Kurt and Courtney (1998)

Rating: B-

Dir: Nick Broomfield

Inspired by viewing his Sarah Palin documentary, I watched Broomfield’s most famous work, in which he travels to the Pacific North-West to make a film about Kurt Cobain and his death. He talks to those who knew the singer, such as his aunt Mary, who was the first person to record Cobain’s musical leanings. However, the tack then largely shifts into the circumstances of his death, with some people, most notably PI Tom Grant (whom I exchanged emails with, way back, for a TC article that never materialized) and “rape metal” singer El Duce, who claims Kurt’s wife Courtney Love offered El Duce fifty grand to kill her husband, and passed a polygraph test on the topic. This does not sit well with Love, who starts to apply pressure to Broomfield’s funders to back out of the project (she later got Sundance to cancel their screening).

The odd thing is, after considering the evidence, Broomfield doesn’t think Cobain was murdered – personally, I’ve got an open mind on this, given the general acknowledgement he was going to leave Love, and the curious death of El Duce, hit by a train shortly after being interviewed for the film. What he does, however, is provide a scathing indictment of Love, and her obsession with harassing and threatening bodily harm on any journalists she perceives as working on material of which she disapproves. She is all but absent from the film: the only direct interview is a few seconds as she arrives to be the keynote speaker at an ACLU awards dinner; the irony of this is not lost on Broomfield.

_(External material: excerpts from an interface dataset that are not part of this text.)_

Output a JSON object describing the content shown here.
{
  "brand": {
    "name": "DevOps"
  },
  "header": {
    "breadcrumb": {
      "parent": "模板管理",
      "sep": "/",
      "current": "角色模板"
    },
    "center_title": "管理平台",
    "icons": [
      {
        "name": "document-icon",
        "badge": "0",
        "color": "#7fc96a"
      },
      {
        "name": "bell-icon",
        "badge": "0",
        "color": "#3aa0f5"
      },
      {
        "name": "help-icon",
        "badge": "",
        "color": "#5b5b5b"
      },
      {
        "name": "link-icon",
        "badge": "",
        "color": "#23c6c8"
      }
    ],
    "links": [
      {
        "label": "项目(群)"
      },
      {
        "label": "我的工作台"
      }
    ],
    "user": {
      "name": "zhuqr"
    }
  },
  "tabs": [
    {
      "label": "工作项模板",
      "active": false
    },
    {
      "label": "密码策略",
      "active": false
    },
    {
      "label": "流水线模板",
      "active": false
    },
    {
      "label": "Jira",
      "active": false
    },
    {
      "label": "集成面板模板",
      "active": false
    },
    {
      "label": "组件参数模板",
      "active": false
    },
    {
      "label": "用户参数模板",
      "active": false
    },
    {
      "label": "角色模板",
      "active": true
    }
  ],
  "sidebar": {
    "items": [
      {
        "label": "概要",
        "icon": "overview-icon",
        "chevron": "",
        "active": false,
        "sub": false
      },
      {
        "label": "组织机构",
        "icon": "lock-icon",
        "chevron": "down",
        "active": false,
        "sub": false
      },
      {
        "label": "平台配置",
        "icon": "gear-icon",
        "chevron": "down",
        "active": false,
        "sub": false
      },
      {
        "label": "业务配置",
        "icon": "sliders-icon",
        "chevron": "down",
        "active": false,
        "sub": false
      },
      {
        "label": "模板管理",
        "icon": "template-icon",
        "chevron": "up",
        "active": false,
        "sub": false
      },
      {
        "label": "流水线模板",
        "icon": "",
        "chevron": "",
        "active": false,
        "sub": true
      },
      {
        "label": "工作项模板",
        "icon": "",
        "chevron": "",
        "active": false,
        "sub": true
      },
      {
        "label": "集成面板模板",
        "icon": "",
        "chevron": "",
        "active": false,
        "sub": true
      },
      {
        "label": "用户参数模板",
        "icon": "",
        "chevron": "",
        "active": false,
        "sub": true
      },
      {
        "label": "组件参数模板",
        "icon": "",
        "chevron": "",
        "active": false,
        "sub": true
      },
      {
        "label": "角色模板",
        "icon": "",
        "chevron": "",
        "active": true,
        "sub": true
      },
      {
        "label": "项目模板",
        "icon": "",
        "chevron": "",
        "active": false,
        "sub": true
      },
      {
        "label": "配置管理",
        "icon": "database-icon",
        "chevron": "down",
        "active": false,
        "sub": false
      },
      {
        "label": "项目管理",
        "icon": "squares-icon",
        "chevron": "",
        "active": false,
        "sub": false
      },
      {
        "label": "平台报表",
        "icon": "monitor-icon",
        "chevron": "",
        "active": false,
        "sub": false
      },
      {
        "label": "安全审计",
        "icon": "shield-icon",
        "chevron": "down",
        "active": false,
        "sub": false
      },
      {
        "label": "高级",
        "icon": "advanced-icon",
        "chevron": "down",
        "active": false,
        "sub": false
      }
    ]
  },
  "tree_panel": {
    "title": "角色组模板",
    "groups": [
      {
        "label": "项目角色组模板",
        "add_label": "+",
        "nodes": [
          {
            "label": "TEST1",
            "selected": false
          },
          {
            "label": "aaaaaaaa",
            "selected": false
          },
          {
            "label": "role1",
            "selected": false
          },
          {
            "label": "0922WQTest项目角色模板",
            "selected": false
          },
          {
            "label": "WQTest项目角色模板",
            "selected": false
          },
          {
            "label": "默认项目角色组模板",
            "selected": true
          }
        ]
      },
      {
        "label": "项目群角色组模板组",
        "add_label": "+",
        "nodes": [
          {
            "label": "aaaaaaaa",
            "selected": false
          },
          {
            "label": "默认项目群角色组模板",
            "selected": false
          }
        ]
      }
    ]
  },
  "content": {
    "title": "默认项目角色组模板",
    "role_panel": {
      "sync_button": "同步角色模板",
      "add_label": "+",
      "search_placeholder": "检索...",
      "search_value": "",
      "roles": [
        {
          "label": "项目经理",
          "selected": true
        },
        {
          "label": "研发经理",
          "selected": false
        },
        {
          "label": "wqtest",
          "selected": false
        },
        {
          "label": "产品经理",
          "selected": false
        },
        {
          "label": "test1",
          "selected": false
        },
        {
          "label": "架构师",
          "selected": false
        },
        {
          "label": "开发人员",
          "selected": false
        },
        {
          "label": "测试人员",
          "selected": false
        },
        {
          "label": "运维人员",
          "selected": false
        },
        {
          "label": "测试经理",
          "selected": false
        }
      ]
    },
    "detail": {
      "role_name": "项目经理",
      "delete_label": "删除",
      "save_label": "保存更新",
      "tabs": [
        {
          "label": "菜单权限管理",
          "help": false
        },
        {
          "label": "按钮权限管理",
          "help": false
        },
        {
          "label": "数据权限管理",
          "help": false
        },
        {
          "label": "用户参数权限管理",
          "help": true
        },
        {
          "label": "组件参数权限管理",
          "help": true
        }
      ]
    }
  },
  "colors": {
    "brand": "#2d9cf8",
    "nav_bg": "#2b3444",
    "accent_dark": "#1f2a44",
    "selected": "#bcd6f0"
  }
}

What I love about Broomfield is his willingness to let the story evolve as things go along. He may have a plan, but if things unfold in an unexpected direction, he’s happy to take it. However, that doesn’t really work for him here, because the opening third to a half, documenting Cobain’s rise and fall, is largely irrelevant to the true topic – control freak, Courtney Love, along with her violent tendencies and hypocrisy. That’s rather more interesting to me than another dead rock-star, so the interview footage of Cobain is only of passing note. However, I appreciated the open-ended nature of the film; Broomfield not only goes in with no agenda, he doesn’t leave with one. Except, perhaps, to stay at least 500 feet away from Ms. Love, which seems more than sensible to me.